The best preparation for real life is … real life. The importance of pre-incident planning can’t be overstated. When crews can get on site and see the chemicals, the environment they are in and the potential problems that could be faced when dealing with a release, they can translate that information into scenarios for the situation.
What is your biggest obstacle when conducting hazmat training?
We are not a large department, and finding adequate training time among our other responsibilities can be difficult.
What wicked training problem keeps you up at night?
Maintaining interest in the program, and how to keep the members focused on the required skills and knowledge.
What would it take to solve it?
When people come into the hazmat program I try to share my enthusiasm and vision for the team. I point out that operations level is just the beginning and to get the most out of this discipline they need to consider the technician level. I tell them that the technician level is the gateway to more interesting and more advanced training, where they can help develop the program through teaching and sharing ideas.
What devices do you rely on most for realistic training?
I like any type of device or prop that will challenge the students and give them a real-world experience. Those include leak props, cylinders pressurized with air and/or smoke, live chemical agents in a chemistry lab and realistic air monitoring/detection with the HazSim system.
How do you alter training for new responders versus seasoned veterans?
I like to challenge the seasoned veterans to remember the things they learned a long time ago. It could be how one chemical reacts with another, or putting them in charge of a scenario to refresh their thinking process. For new team members, I guide them with prompts or ideas about what it is I’m trying to get across. No one likes to be made to feel as if they don’t know anything, so guiding them to finding the answer increases confidence.
How do you keep the classroom portion of hazmat training fresh?
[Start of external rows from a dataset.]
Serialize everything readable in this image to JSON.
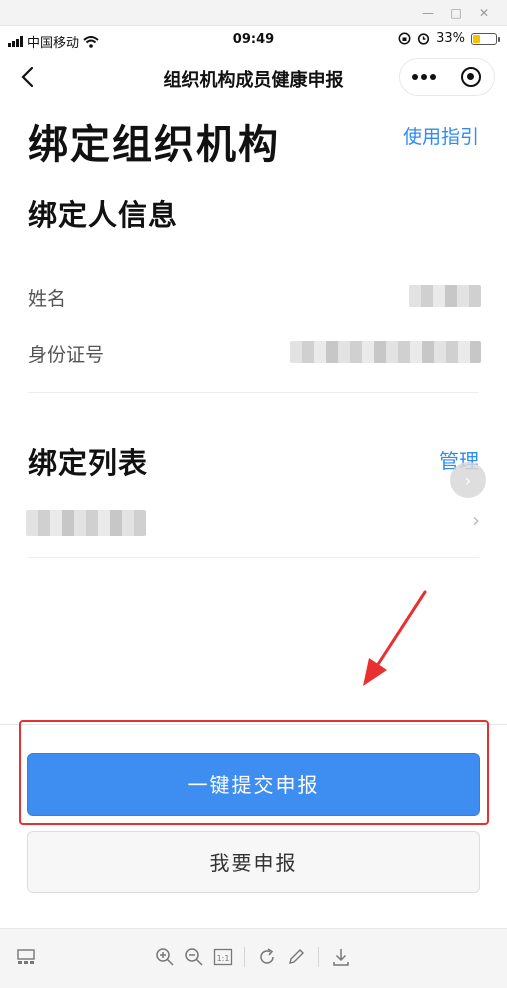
{
  "status": {
    "carrier": "中国移动",
    "time": "09:49",
    "battery": "33%",
    "battery_level": 0.33
  },
  "nav": {
    "title": "组织机构成员健康申报"
  },
  "page": {
    "title": "绑定组织机构",
    "guide_link": "使用指引"
  },
  "binder_info": {
    "heading": "绑定人信息",
    "name_label": "姓名",
    "id_label": "身份证号"
  },
  "bind_list": {
    "heading": "绑定列表",
    "manage_link": "管理"
  },
  "actions": {
    "submit_label": "一键提交申报",
    "report_label": "我要申报"
  },
  "colors": {
    "accent": "#3d8ef0",
    "link": "#2f8cf0",
    "annotation": "#e93030"
  }
}
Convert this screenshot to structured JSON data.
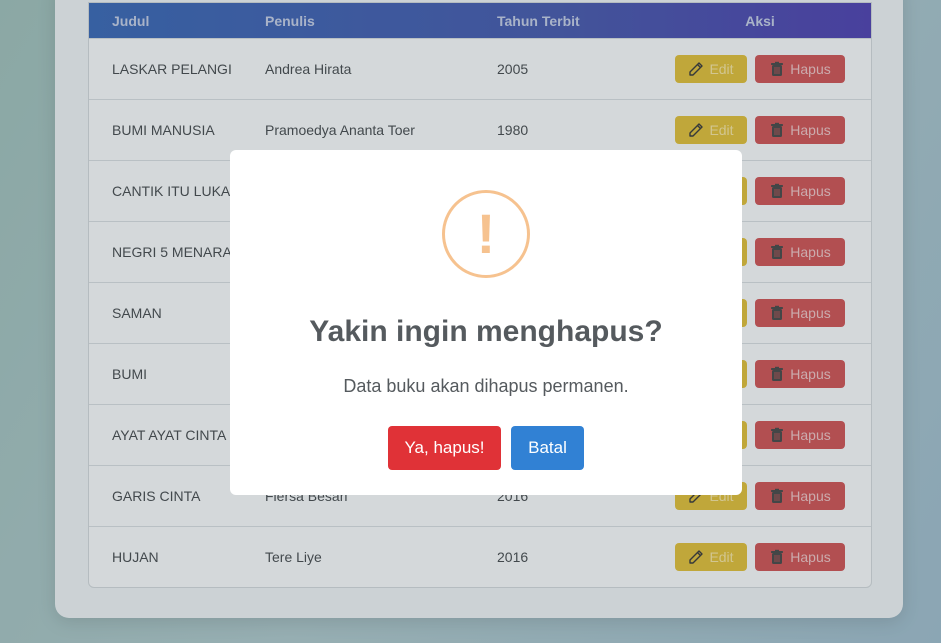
{
  "table": {
    "headers": {
      "judul": "Judul",
      "penulis": "Penulis",
      "tahun": "Tahun Terbit",
      "aksi": "Aksi"
    },
    "edit_label": "Edit",
    "hapus_label": "Hapus",
    "rows": [
      {
        "judul": "LASKAR PELANGI",
        "penulis": "Andrea Hirata",
        "tahun": "2005"
      },
      {
        "judul": "BUMI MANUSIA",
        "penulis": "Pramoedya Ananta Toer",
        "tahun": "1980"
      },
      {
        "judul": "CANTIK ITU LUKA",
        "penulis": "",
        "tahun": ""
      },
      {
        "judul": "NEGRI 5 MENARA",
        "penulis": "",
        "tahun": ""
      },
      {
        "judul": "SAMAN",
        "penulis": "",
        "tahun": ""
      },
      {
        "judul": "BUMI",
        "penulis": "",
        "tahun": ""
      },
      {
        "judul": "AYAT AYAT CINTA",
        "penulis": "",
        "tahun": ""
      },
      {
        "judul": "GARIS CINTA",
        "penulis": "Fiersa Besari",
        "tahun": "2016"
      },
      {
        "judul": "HUJAN",
        "penulis": "Tere Liye",
        "tahun": "2016"
      }
    ]
  },
  "modal": {
    "icon": "warning-icon",
    "icon_glyph": "!",
    "title": "Yakin ingin menghapus?",
    "text": "Data buku akan dihapus permanen.",
    "confirm_label": "Ya, hapus!",
    "cancel_label": "Batal"
  },
  "colors": {
    "header_start": "#1b4fa8",
    "header_end": "#3423a2",
    "edit": "#d9b21a",
    "hapus": "#c5383a",
    "confirm": "#e03237",
    "cancel": "#3181d4",
    "warning": "#f6c28f"
  }
}
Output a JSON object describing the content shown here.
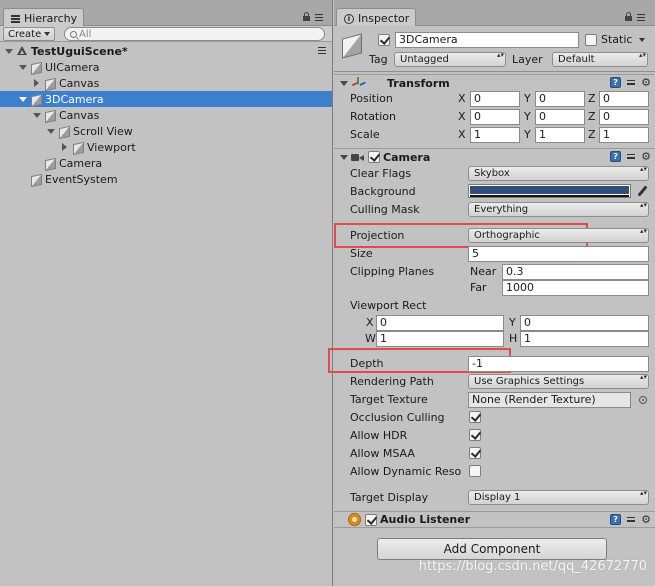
{
  "hierarchy": {
    "tab_label": "Hierarchy",
    "create_label": "Create",
    "search_placeholder": "All",
    "scene_name": "TestUguiScene*",
    "rows": [
      {
        "label": "UICamera",
        "depth": 1,
        "fold": "open",
        "selected": false
      },
      {
        "label": "Canvas",
        "depth": 2,
        "fold": "closed",
        "selected": false
      },
      {
        "label": "3DCamera",
        "depth": 1,
        "fold": "open",
        "selected": true
      },
      {
        "label": "Canvas",
        "depth": 2,
        "fold": "open",
        "selected": false
      },
      {
        "label": "Scroll View",
        "depth": 3,
        "fold": "open",
        "selected": false
      },
      {
        "label": "Viewport",
        "depth": 4,
        "fold": "closed",
        "selected": false
      },
      {
        "label": "Camera",
        "depth": 2,
        "fold": "none",
        "selected": false
      },
      {
        "label": "EventSystem",
        "depth": 1,
        "fold": "none",
        "selected": false
      }
    ]
  },
  "inspector": {
    "tab_label": "Inspector",
    "object_name": "3DCamera",
    "static_label": "Static",
    "tag_label": "Tag",
    "tag_value": "Untagged",
    "layer_label": "Layer",
    "layer_value": "Default",
    "transform": {
      "title": "Transform",
      "position_label": "Position",
      "rotation_label": "Rotation",
      "scale_label": "Scale",
      "position": {
        "x": "0",
        "y": "0",
        "z": "0"
      },
      "rotation": {
        "x": "0",
        "y": "0",
        "z": "0"
      },
      "scale": {
        "x": "1",
        "y": "1",
        "z": "1"
      }
    },
    "axis": {
      "x": "X",
      "y": "Y",
      "z": "Z",
      "w": "W",
      "h": "H"
    },
    "camera": {
      "title": "Camera",
      "clear_flags_label": "Clear Flags",
      "clear_flags": "Skybox",
      "background_label": "Background",
      "background_color": "#314d79",
      "culling_mask_label": "Culling Mask",
      "culling_mask": "Everything",
      "projection_label": "Projection",
      "projection": "Orthographic",
      "size_label": "Size",
      "size": "5",
      "clipping_label": "Clipping Planes",
      "near_label": "Near",
      "near": "0.3",
      "far_label": "Far",
      "far": "1000",
      "viewport_label": "Viewport Rect",
      "viewport": {
        "x": "0",
        "y": "0",
        "w": "1",
        "h": "1"
      },
      "depth_label": "Depth",
      "depth": "-1",
      "rendering_path_label": "Rendering Path",
      "rendering_path": "Use Graphics Settings",
      "target_texture_label": "Target Texture",
      "target_texture": "None (Render Texture)",
      "occlusion_label": "Occlusion Culling",
      "occlusion": true,
      "hdr_label": "Allow HDR",
      "hdr": true,
      "msaa_label": "Allow MSAA",
      "msaa": true,
      "dynamic_label": "Allow Dynamic Reso",
      "dynamic": false,
      "target_display_label": "Target Display",
      "target_display": "Display 1"
    },
    "audio_listener": {
      "title": "Audio Listener"
    },
    "add_component_label": "Add Component"
  },
  "watermark": "https://blog.csdn.net/qq_42672770",
  "colors": {
    "selection": "#3e7ecf",
    "highlight_box": "#e04b4b",
    "panel": "#c2c2c2"
  }
}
There are a couple of things I’ve used over the years that have been successful. One is Hazmat Jeopardy. Just like the game show, we have subjects relevant to the training. The class is split into teams and we make it interesting by saying the losing team buys coffee for the winning team (or some other prize). The other thing I like to use is videos relevant to the subject matter to break up the agony of PowerPoints. I have found that the more explosions you show, the better the class pays attention.
What is the optimum class size and why?
I feel the optimum class size is 10 to 15. With that number, you can run scenarios more realistically with people in every position. For the classroom, it creates an opportunity for larger discussions and sharing of ideas.
What’s been your biggest “ah-ha” teaching moment, the one that changed how you teach?
My biggest “ah-ha” moment came when I was a student. Having someone read endless PowerPoints to me didn’t really teach me anything. I learned that to make the subject matter interesting, I had better know what I was teaching and be able to expand on every concept I was trying to get across. I created some PowerPoints with only a couple of pieces of information, then I have a discussion with the class (briefly) about the subject. It challenged me to learn more about the material so I could be more effective at teaching it.
What role does technology play in how you teach hazmat and what does the future holds for it?
I see technology expanding our options in how we teach hazmat. Currently we can do white board scenarios and talk it through. There are now computer simulation programs, animations and virtual reality where we can create any situation we want. We are mostly visual learners in the fire department, so I see this as one future option for us. However, there is still no substitute for hands-on training. So, the advancement of realistic props for scenarios is important.
What do you want your students to walk away from your class with?
The ability to think for themselves, to predict outcomes based on what you know (how to use the data you’ve obtained), to successfully plan an incident and to implement that plan and analyze it logically. And to do all this with the highest level of confidence.